If you want to help someone feel safe to tell you the truth, invite him to suggest the ways you can respond that will help him resist the temptation to lie. For example, before he tells the truth, he might ask you not to laugh, get mad, or yell.
If you want to help someone feel confident enough to tell the truth, help her believe that God accepts her just the way she is, and He desires her to be humbly transparent, not perfect. Explain to her that putting on a false mask gives others an opaque view of who she is and puts an unnecessary burden on herself to try to please those who may never accept her.
If you are struggling to trust someone who continually lies to you, remember that there is One who is perfectly trustworthy. He can heal you from the hurts the lies have caused, pour onto you His unending grace, and give you wisdom to know how to foster truthful conversations. The Lord can help you see where He is at work in the lying person’s life, show you how to pray for the relationship, enable you to trust again, and make you more like Christ in the process.
You know the feeling. In fact, just thinking about dread probably makes you feel a sense of it. Sometimes it’s mild, in the form of reluctance. Other times, you experience extreme apprehension. Given that the modern day world is already a stimulus for anxiety, it’s important to understand the implication and impact of feeling dread.
Spiritual Significance of Dread
*Throughout the Bible, dread is used to describe the only appropriate response to the thought of not having God in your life.

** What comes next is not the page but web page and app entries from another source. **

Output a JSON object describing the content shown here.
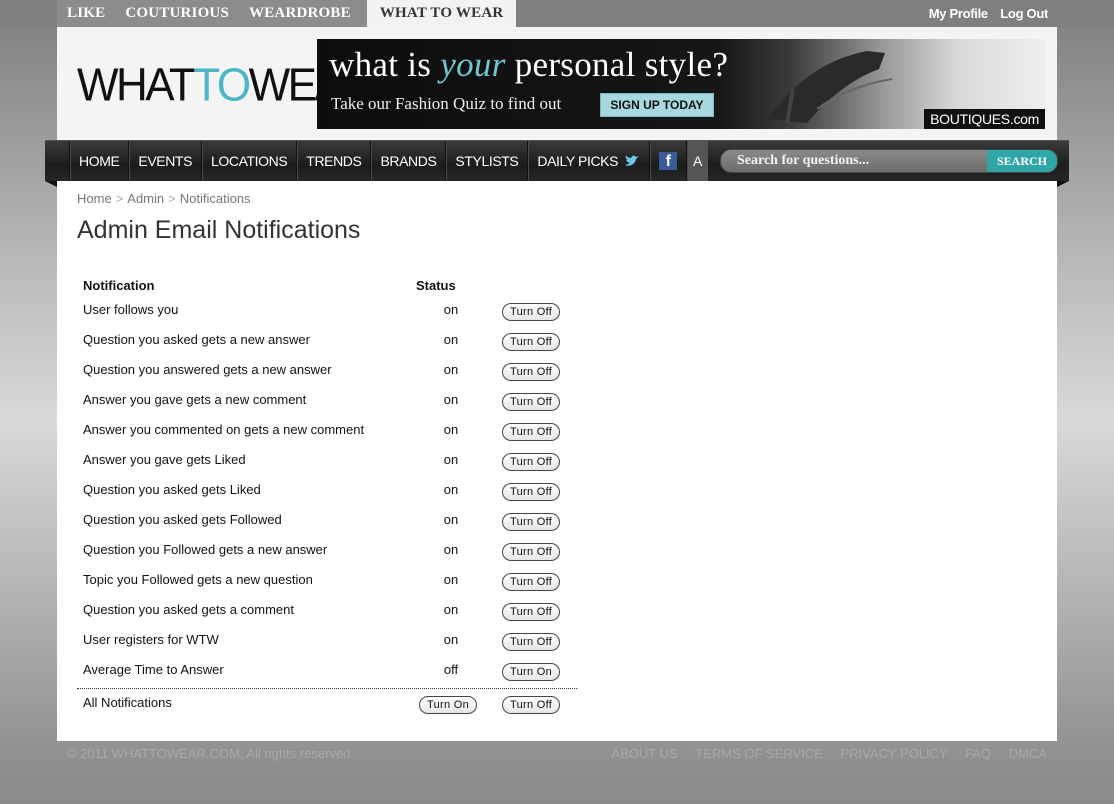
{
  "top_nav": {
    "site_links": [
      "LIKE",
      "COUTURIOUS",
      "WEARDROBE",
      "WHAT TO WEAR"
    ],
    "active_site": "WHAT TO WEAR",
    "my_profile": "My Profile",
    "log_out": "Log Out"
  },
  "header": {
    "logo_what": "WHAT",
    "logo_to": "TO",
    "logo_wear": "WEAR",
    "banner_tag_pre": "what is ",
    "banner_tag_em": "your",
    "banner_tag_post": " personal style?",
    "banner_sub": "Take our Fashion Quiz to find out",
    "banner_signup": "SIGN UP TODAY",
    "banner_boutiques": "BOUTIQUES.com"
  },
  "nav": {
    "items": [
      "HOME",
      "EVENTS",
      "LOCATIONS",
      "TRENDS",
      "BRANDS",
      "STYLISTS",
      "DAILY PICKS"
    ],
    "facebook_letter": "f",
    "extra": "A",
    "search_placeholder": "Search for questions...",
    "search_button": "SEARCH"
  },
  "breadcrumb": {
    "home": "Home",
    "sep": ">",
    "admin": "Admin",
    "current": "Notifications"
  },
  "page_title": "Admin Email Notifications",
  "table": {
    "col_notification": "Notification",
    "col_status": "Status",
    "rows": [
      {
        "label": "User follows you",
        "status": "on",
        "button": "Turn Off"
      },
      {
        "label": "Question you asked gets a new answer",
        "status": "on",
        "button": "Turn Off"
      },
      {
        "label": "Question you answered gets a new answer",
        "status": "on",
        "button": "Turn Off"
      },
      {
        "label": "Answer you gave gets a new comment",
        "status": "on",
        "button": "Turn Off"
      },
      {
        "label": "Answer you commented on gets a new comment",
        "status": "on",
        "button": "Turn Off"
      },
      {
        "label": "Answer you gave gets Liked",
        "status": "on",
        "button": "Turn Off"
      },
      {
        "label": "Question you asked gets Liked",
        "status": "on",
        "button": "Turn Off"
      },
      {
        "label": "Question you asked gets Followed",
        "status": "on",
        "button": "Turn Off"
      },
      {
        "label": "Question you Followed gets a new answer",
        "status": "on",
        "button": "Turn Off"
      },
      {
        "label": "Topic you Followed gets a new question",
        "status": "on",
        "button": "Turn Off"
      },
      {
        "label": "Question you asked gets a comment",
        "status": "on",
        "button": "Turn Off"
      },
      {
        "label": "User registers for WTW",
        "status": "on",
        "button": "Turn Off"
      },
      {
        "label": "Average Time to Answer",
        "status": "off",
        "button": "Turn On"
      }
    ],
    "all_label": "All Notifications",
    "all_on": "Turn On",
    "all_off": "Turn Off"
  },
  "footer": {
    "copyright": "© 2011 WHATTOWEAR.COM, All rights reserved.",
    "links": [
      "ABOUT US",
      "TERMS OF SERVICE",
      "PRIVACY POLICY",
      "FAQ",
      "DMCA"
    ]
  },
  "colors": {
    "accent_teal": "#4bb6c5",
    "search_button": "#2fa6a6"
  }
}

Ultimately, there is nothing worse to be dreaded. (Deut. 2:25; 11:25; Ps. 64:1; 119:39; Is. 8:13)
*If you know you have the Lord on your side, then nothing is worth dreading. Nothing could be so bad as to outweigh the goodness of being in Christ. (Duet. 1:29-30; 7:21; 31:6; Prov. 1:33; Phil. 3:8)
Consequences of Dread
*Dread creates a self-fulfilling prophecy. (Job 3:25-26; Prov. 10:24)
*Dread makes you a more fearful person. (Job. 9:34; 13:21)
*Dread causes physical reactions such as lack of calmness, feeling weighed down, all-consuming thoughts, a heavy atmosphere, unhealthy stress, tense muscles, and strain on your heart. (Job. 4:14; 13:11; 23:15; Ps. 105:38)
*Dread prevents you from obeying the commands to be thankful or think of how to love others. (Eph. 5:20; Phil. 2:3-4)
*Dread leads you on a path that is directed away from the Lord. (Prov. 3:6)
Jen’s Keeping Room Tips:
When you focus on your negative past experience, of course you’re going to predict a pessimistic future. Instead, you need to build a history of God giving you strength to endure challenges, so that you will have confidence for what lies ahead. The more history with Him, the less fear and dread, and the more hope. You can’t expect to have a pattern of faith if you only give Him a few tries. You must stubbornly commit to only look for what He is doing in your life, even during bad times. Increasing your memories with the Lord decreases your tendency to feel dread, healing you from this fear-based condition.